Prototypes of what would become the Jensen-Healey, with a Lotus 16-valve engine, were running in 1971, the year in which the FF was phased out and uprated versions of the Interceptor were introduced. One of these, the SP, featured a high-compression 440ci engine with three twin-barrel carburettors, the largest and most powerful configuration ever used by the firm.

The Jensen-Healey entered production in 1972 and for a time things looked positive. But in 1973, the first of the oil shocks set off damaging repercussions throughout industry worldwide, and the motor industry in particular. Jensens were hit badly by the loss of consumer confidence which followed. Despite an ambitious programme of defect rectification on the troublesome Healey, the introduction of more exclusive Convertible and Coupé models of the Interceptor, an estate version of the Healey known as the GT and some expensive but abortive projects to replace both the GT and the Interceptor, Qvale eventually found he had no choice but to pull the plug. In September 1975, the receivers were called in, the situation was assessed and limited production was allowed to continue until Jensen Motors ceased trading in May 1976.

That was not the end of the operation at West Bromwich. To look after the needs of those who bought the cars, Qvale set up two subsidiary organizations in England before he departed, one of them devoted solely to servicing cars and sourcing spares. Ian Orford, who ran this operation, realized by the early 1980s that the availability of spares and jigs would make it feasible to build new Interceptors, updated in line with the prevailing market. During the 1980s, he was able to resume limited production but was unable to take things beyond that stage.

In 1988, Orford sold out to Unicon Holdings, a Stockport-based engineering consultancy run by Hugh Wainwright. In 1989, Unicon began an ambitious programme of cost-cutting at the factory while initiating development work on a new Interceptor. Unfortunately, these efforts coincided with a severe downturn in the collector car market in England and led to heavy losses. In 1992, a receiver was again called in at Kelvin Way and in 1993 the material assets and records of the former Jensen Motors were bought by Martin Robey, a Nuneaton-based manufacturer of body spares for classic Jaguars. The Jensen spares operation has been run out of Nuneaton ever since.

In 1998, the Redditch-based Creative Group announced that it was designing, building and marketing a new sports car to carry the Jensen name. Designated the S-V8, this Ford-powered roadster was scheduled to appear on English roads later that year. However, continual delays pushed back the planned production date and by 2000, when a concept coupé dubbed the C-V8 was displayed at the NEC Motor Show, production had still not commenced. The S-V8 was finally unveiled in production form in 2001 but continuing financial problems hampered efforts to build more than a few prototypes and a dozen demonstrators.

Always struggling to stay solvent, the new Jensen Motors eventually had to close its doors.
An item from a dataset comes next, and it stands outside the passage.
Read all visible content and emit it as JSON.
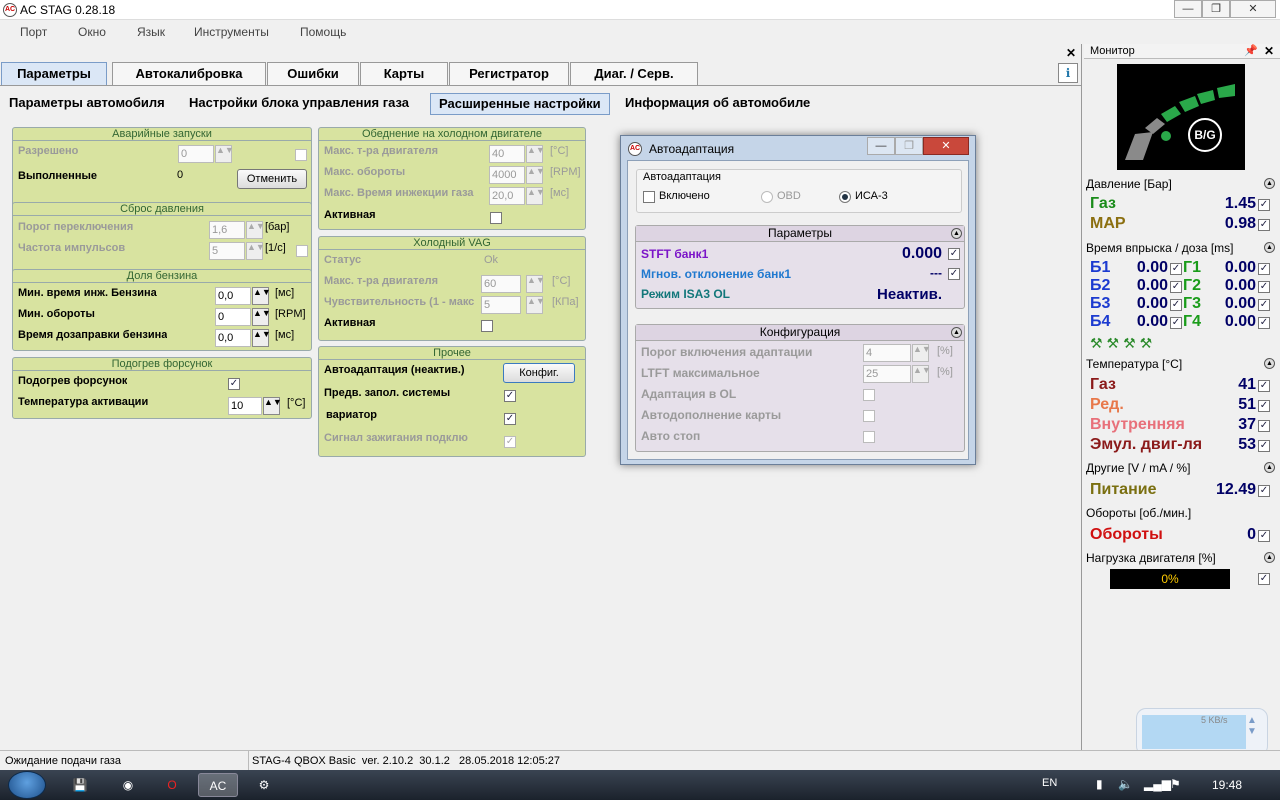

Regrettably, a package to save the firm could not be agreed and the workforce was made redundant and the company placed in administration. By the end of 2002, the assets had been broken up and this, the last, attempt to revive Jensen as a car manufacturer had failed.

Despite media reports of intended resurrections of Jensen since that time, in name if in nothing else, the glory days of Jensen Motors are well and truly past. Restoration, renovation and preservation of the older models now forms the focus of attention on the Jensen marque worldwide.

Richard Calver